As a regular feature on our blog, we interview people from the field of Forensic Science. Whether a one-on-one with a Think Forensic staff member, someone working in a forensic discipline, or a student paving the way for a career in the industry, we want to highlight as many aspects of the field of forensics as we can.
Our first in the series is with forensic science student, Ryan Guntrip.
TF: Hello, Ryan, thanks for talking to Think Forensic. We’d love to know how you got started in the field of forensic science. What made you choose this subject in college, over other mathematical, analytical or science-based courses?
Ryan: I’ve always been interested in the police and criminal investigations from being very young – my initial plan was to join the police as an officer. As I progressed through school I also developed a keen interest in science, particularly biology and chemistry. Forensic science, therefore, represented my interest of police/criminal investigation and the biology and chemistry aspects I enjoyed.
TF: Though many strands of forensic science exist, and taking into account that it’s intrinsic to our criminal justice system, we still suspect it’s not first on the list of careers when students begin to narrow down their choices. What was your experience – did you get lots of support from your school or college to follow this path?
Ryan: By the time I realised forensic science was the career for me, I was in my last year of secondary school. The careers team and my science teachers gave me lots of advice on how to enter the forensic science field, and which subjects would help me get to this stage. At college, I found the staff to be very supportive; they offered me plenty of one-to-one meetings to discuss the different paths I could take to enter the world of forensics.
TF: Which derivative(s)/discipline(s)of forensic science interest or intrigue you the most, and why?
Ryan: For me, blood spatter analysis/interpretation and ballistics. When I first researched the different specialisms I was amazed at what can be deduced from blood pattern analysis (e.g. what type of weapon was used, the direction of the weapon, etc.) With ballistics, the idea of being able to match a bullet to the gun it was fired from also interested me.
TF: What would be your ultimate role in forensic science, and why?
Ryan: Either a Scene of Crime Officer, or a police forensic scientist specialising in blood spatter analysis or ballistics. Being a SOCO has always stood out for me. Going to the scene of a crime, processing the scene first-hand, and being able to contribute to the evidence-gathering – from initial crime scene all the way through to courtroom verdict….certainly not a job you could do with your eyes closed! I’d really enjoy the challenge.

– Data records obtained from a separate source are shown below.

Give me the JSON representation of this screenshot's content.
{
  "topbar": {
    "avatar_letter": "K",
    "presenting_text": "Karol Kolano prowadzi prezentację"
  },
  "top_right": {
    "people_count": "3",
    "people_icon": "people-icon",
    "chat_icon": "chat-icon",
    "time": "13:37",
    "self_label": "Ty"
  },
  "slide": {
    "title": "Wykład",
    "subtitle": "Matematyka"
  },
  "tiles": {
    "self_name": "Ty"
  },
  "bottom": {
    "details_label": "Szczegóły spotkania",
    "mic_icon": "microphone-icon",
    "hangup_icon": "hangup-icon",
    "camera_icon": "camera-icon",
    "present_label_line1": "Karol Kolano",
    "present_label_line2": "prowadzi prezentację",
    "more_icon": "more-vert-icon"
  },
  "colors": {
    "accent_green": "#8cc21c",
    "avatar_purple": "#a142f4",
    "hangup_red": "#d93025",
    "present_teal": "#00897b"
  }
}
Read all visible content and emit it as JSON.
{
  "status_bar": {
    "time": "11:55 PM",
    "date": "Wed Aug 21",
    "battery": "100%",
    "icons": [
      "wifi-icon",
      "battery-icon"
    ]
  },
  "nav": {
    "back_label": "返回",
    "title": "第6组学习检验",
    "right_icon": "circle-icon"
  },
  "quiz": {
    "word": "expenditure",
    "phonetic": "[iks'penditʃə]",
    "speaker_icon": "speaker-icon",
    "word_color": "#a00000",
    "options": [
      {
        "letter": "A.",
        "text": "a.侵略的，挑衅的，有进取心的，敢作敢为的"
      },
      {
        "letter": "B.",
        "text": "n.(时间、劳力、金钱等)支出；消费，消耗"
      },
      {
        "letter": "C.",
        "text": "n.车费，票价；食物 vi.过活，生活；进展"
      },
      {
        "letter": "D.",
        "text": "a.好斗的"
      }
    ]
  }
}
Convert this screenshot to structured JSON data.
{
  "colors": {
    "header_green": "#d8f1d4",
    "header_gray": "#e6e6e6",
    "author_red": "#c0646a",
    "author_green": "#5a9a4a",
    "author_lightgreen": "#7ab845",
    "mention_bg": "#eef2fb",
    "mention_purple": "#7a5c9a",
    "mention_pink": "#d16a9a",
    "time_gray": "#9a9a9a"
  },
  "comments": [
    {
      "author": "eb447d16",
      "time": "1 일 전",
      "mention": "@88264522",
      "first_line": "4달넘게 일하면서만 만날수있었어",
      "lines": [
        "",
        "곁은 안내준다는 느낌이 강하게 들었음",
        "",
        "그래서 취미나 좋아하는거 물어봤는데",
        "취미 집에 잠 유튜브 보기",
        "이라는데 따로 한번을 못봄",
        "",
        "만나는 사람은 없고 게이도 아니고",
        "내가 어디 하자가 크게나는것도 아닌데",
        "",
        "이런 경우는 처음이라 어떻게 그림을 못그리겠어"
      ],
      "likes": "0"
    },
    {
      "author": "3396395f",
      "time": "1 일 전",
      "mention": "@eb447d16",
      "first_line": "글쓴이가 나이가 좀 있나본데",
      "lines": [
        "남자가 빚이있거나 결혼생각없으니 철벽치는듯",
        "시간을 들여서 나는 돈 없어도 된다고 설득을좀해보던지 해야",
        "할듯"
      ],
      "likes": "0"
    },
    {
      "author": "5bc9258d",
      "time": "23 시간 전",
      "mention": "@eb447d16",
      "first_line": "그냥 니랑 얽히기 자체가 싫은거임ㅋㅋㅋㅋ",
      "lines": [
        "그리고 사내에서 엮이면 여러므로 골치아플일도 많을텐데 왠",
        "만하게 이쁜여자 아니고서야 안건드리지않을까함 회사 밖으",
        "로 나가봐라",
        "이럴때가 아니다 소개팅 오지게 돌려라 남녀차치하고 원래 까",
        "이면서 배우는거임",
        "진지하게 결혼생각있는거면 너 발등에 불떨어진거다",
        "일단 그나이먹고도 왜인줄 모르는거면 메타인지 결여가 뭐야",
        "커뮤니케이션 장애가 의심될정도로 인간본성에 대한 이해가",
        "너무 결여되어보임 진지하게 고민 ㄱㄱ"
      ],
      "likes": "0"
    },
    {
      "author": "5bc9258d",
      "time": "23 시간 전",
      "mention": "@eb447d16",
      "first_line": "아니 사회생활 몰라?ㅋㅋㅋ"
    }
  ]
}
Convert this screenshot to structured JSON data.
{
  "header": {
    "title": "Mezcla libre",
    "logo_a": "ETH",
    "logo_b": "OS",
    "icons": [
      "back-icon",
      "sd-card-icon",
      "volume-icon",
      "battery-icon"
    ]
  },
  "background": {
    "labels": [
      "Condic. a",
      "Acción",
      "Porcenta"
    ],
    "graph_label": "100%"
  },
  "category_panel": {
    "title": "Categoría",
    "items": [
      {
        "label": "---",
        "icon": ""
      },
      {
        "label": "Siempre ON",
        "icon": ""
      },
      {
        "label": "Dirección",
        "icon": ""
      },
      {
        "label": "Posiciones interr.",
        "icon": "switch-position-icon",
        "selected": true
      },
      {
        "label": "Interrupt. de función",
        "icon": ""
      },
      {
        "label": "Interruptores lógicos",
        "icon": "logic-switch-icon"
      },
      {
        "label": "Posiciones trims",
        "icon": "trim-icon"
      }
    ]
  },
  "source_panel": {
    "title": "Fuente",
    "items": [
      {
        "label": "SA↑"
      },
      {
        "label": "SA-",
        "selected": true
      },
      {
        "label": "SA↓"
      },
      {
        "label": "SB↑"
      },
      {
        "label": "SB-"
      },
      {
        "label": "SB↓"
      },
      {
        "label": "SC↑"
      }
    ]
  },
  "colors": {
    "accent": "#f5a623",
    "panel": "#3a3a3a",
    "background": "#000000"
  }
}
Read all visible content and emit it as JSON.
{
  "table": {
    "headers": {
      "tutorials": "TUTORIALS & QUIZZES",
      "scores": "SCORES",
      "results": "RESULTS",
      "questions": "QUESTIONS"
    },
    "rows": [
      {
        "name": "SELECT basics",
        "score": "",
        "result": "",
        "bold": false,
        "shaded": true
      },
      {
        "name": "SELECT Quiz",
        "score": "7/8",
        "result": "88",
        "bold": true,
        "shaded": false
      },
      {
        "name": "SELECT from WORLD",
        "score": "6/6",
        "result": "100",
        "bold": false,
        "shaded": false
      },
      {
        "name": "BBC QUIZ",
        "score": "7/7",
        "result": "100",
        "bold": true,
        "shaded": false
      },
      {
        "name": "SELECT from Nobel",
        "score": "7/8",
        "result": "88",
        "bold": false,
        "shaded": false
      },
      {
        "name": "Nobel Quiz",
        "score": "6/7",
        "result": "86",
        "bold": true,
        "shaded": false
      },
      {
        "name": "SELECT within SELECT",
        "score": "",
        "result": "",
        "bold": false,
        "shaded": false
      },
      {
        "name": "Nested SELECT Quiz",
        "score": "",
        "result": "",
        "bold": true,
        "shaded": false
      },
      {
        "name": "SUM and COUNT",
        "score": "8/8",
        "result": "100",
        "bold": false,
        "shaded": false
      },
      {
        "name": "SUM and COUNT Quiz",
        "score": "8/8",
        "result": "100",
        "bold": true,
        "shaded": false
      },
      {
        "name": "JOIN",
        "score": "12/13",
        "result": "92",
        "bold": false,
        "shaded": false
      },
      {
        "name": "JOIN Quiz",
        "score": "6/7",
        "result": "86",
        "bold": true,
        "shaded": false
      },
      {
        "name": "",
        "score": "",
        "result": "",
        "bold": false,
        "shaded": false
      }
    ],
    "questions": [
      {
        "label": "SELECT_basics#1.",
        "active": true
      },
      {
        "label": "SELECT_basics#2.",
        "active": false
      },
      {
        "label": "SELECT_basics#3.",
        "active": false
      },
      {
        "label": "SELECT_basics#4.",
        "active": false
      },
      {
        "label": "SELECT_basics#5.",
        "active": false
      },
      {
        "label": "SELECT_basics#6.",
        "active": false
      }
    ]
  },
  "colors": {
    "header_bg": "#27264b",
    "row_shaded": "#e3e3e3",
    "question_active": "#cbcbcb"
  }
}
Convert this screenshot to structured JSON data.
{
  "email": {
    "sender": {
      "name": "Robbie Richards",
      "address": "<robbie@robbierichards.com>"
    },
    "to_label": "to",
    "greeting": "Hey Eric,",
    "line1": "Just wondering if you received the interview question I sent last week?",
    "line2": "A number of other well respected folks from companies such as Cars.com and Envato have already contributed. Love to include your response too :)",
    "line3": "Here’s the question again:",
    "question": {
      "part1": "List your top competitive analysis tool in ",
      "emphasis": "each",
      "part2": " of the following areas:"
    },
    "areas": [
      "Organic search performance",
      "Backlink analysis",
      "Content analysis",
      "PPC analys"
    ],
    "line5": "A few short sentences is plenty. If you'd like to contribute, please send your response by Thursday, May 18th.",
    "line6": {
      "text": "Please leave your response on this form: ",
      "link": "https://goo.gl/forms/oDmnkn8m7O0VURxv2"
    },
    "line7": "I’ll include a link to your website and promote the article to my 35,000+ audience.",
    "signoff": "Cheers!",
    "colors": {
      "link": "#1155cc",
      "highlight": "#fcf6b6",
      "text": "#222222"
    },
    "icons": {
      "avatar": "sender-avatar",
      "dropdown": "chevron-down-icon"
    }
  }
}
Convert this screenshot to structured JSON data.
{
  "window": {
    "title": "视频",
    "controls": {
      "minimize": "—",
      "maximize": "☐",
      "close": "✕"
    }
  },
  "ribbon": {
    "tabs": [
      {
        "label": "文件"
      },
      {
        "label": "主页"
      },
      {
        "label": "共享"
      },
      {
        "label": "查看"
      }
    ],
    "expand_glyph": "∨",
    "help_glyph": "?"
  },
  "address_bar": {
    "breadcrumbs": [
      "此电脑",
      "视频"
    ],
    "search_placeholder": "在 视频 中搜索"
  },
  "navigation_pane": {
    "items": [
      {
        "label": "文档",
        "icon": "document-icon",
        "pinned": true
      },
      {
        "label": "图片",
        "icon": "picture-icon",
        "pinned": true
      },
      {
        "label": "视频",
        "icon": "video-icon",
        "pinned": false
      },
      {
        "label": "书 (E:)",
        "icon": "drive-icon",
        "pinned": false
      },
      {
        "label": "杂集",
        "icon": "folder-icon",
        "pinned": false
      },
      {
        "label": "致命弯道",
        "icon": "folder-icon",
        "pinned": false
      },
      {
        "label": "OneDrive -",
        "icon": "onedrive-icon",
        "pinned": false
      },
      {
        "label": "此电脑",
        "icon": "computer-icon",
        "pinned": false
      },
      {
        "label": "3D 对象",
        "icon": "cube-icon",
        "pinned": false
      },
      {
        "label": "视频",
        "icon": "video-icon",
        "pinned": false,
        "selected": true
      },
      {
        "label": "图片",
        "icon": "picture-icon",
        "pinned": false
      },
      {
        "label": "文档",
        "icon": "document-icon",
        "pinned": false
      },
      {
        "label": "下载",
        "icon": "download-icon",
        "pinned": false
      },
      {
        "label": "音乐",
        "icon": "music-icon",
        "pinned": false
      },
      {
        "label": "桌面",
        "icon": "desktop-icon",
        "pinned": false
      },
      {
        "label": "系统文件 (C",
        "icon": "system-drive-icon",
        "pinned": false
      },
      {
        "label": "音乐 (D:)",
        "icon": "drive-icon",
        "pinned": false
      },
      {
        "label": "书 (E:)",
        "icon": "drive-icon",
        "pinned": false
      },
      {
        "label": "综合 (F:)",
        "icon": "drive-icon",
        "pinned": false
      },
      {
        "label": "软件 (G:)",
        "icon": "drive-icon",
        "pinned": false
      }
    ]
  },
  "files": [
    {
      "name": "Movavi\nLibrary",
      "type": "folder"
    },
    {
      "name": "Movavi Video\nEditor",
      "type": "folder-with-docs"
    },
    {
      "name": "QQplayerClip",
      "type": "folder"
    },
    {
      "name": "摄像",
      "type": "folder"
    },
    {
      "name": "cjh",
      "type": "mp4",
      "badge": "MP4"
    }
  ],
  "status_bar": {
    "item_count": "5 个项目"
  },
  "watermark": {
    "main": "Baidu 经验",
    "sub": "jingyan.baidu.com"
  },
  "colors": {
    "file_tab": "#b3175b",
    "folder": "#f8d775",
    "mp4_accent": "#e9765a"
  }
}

TF: We talk a lot on our blog, and in our workshops, of how much real-life forensics differs from the portrayal of police work on TV. From your experience, how do you feel shows like CSI: Crime Scene Investigation represent the field?
Ryan: I feel that, particularly on CSI: Crime Scene Investigation, the techniques used are largely authentic; however, the time it takes to solve the crimes is complete fiction – which it has to be, of course, for the story-line, audience and TV slots. For example, dusting for fingerprints with an electrostatic dust lifter is a common occurrence on CSI: Crime Scene Investigation, but the application of the technique is hugely condensed. Viewers only glimpse a portion of the methodology.
TF: You attended one of our workshops….what were the standout elements of the day for you?
Ryan: When I attended the CSI experience day at Think Forensic, I wasn’t sure what to expect. The best part was that we got to investigate different crime scenes using real forensic techniques and equipment, with guidance from people experienced in that forensic field. It was great to have some of the skills explained in greater detail, and to be able to practice with actual equipment before going on to the crime scenes. Another standout element was that the staff were so friendly and enthusiastic about forensics that it made the whole experience even more fun and interesting; I think this really helps when learning more about a subject area.
Thank you, Ryan – and good luck with your studies! We’re sure you’ll do very well.
Ryan Guntrip is a second-year A-Level student at John Leggott College, studying Biology, Chemistry, Psychology and Sociology. His main hobby is dog training, where he is an obedience instructor; he also participates in the classes with his own dog. He has been doing this for the last four years and thoroughly enjoys it.